This may not seem like a big deal, since this is how a rational human is supposed to react on a regular basis anyway. If we find out that Tweetie is dead, we are supposed to no longer hold to the conclusion, as logical as it may be, that he flies. But for logicians it was huge. The old systems of logic pinned us helplessly to non-defeasible conclusions that may be wrong, just because the logic itself seemed so right. But now logicians have a formal way of shaking free of the bonds of non-defeasibility.


The history of science is rife with examples of this principle-clinging tenacity from which it took logic millennia to escape. A famous case is found in astronomy, where the concept persisted for more than a dozen centuries that the earth was at the center of the universe. As astronomy progressed, it became clear that to describe the motion of the planets and the sun in the sky, a simple model of circular orbits centered around the Earth would not suffice. Eventually, a parade of epicycles was introduced — circles upon circles upon circles of planetary motion spinning this way and that, all in order to explain what we observed in the earth’s sky, while still clinging to the precious assumption that the Earth is centrally located. The simpler explanation, that the Earth was in fact not the center of all heavenly motion, would have quickly done away with the detritus of clinging to a failed theory, but it’s not so easy to change science’s mind.

In fact, one strong line of thought, courtesy of Thomas Kuhn has it that the only way for scientists to break free from such deeply entrenched conceptions is nothing short of a concept-busting revolution. And such revolutions can take years to gather enough momentum in order to be effective in mind-changing. (Examples of such revolutions include the jarring transition from Newtonian to Einsteinian physics, and the leap in chemistry from phlogiston theory to Lavoisier’s theory of oxidation.)

Down to Earth

If even scientists are at the mercy of unchanging minds, and logicians have to posit complicated formal systems to account for the ability to logically change one’s mind, we should be prepared in our daily lives to come up against an immovable wall of opinions. Despite what the facts tell us.

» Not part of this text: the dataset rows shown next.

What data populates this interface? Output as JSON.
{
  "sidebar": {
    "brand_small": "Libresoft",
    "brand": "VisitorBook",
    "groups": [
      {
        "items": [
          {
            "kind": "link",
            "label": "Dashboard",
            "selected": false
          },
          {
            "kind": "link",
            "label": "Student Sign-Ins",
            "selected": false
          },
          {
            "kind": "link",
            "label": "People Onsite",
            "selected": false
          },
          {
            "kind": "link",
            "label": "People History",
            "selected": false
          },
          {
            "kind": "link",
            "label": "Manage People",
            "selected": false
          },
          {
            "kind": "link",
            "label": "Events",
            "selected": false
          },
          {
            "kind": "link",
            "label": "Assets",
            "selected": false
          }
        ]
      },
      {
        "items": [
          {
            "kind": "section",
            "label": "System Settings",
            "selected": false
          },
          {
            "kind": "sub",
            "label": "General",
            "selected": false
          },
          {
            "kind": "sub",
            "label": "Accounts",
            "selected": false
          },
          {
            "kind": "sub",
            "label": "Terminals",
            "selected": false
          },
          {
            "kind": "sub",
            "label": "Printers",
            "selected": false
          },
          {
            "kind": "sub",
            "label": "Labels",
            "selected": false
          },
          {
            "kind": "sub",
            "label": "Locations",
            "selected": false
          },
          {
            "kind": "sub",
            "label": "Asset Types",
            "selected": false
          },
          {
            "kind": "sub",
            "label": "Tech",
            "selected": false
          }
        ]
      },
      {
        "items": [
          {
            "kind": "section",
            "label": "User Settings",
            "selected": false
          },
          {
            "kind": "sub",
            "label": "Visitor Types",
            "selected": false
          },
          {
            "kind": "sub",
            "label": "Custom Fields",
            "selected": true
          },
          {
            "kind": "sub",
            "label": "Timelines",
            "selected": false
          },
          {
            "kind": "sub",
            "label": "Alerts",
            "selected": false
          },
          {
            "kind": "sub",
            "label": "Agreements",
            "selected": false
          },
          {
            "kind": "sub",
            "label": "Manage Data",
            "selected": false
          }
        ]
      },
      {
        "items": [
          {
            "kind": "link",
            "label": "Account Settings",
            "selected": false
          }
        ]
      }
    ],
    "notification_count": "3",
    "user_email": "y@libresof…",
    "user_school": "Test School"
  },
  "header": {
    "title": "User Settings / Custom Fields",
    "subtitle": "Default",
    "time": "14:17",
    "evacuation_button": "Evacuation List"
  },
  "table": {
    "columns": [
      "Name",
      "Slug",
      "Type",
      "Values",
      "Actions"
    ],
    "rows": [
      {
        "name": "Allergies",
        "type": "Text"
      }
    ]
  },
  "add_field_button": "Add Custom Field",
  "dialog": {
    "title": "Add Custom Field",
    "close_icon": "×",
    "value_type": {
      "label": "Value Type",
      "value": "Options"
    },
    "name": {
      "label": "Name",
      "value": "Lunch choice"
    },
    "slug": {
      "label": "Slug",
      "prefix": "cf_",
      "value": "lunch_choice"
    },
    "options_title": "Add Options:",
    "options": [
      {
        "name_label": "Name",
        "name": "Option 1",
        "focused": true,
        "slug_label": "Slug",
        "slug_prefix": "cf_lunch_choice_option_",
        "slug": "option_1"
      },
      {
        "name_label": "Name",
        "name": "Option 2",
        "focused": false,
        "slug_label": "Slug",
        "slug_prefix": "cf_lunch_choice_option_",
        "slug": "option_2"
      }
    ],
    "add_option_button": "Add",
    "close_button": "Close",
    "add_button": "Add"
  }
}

Indeed, it isn’t very hard to find people that have a hard time changing their minds. Being an ideologue is the best way of sticking to an idea despite evidence to the contrary, and ideologues are a dime a dozen these days. What happens in the mind of an ideologue when she is saving her precious conclusion from the facts? Let’s revisit Tweetie. (You can substitute principles and facts about trickle-down economics or global warming for principles and facts about birds, if you like.)

Ideologue: By my reasoning above, I conclude that Tweetie flies.

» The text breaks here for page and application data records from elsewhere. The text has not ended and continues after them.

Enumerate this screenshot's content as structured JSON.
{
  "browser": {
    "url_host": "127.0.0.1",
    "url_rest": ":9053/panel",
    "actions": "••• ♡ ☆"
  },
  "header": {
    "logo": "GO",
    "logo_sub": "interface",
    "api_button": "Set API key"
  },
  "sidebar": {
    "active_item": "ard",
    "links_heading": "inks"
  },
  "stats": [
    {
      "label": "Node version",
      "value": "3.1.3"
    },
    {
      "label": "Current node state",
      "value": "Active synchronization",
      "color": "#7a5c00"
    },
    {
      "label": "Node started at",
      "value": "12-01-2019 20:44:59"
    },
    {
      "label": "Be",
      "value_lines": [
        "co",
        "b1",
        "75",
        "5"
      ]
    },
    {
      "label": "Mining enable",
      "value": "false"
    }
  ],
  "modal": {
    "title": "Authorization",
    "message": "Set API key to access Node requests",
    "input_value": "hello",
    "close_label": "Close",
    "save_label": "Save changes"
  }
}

Scientist: That is some nice reasoning, but as it turns out, Tweetie is dead.

Ideologue: Hmmm. I see. Well, by “flies” I really mean “flew when alive”.

Scientist: Ah, I see. But, actually, Tweetie was an emu.

Ideologue: Of course, of course, but I mean by “flies” really “flew when alive if not an emu”.

Scientist: But so then you’ll admit that Tweetie didn’t actually fly.

Ideologue: Ah, but he could have, if he had had the appropriate physical structure when he was alive.

Scientist: But your conclusion was that Tweetie flies. And he didn’t.

Ideologue: Tweetie was on a plane once.

Scientist: But isn’t that more a case of Tweetie being flown, not Tweetie flying?

Ideologue: You’re just bogging me down in semantics. In any case, Tweetie flies in heaven now. Case closed.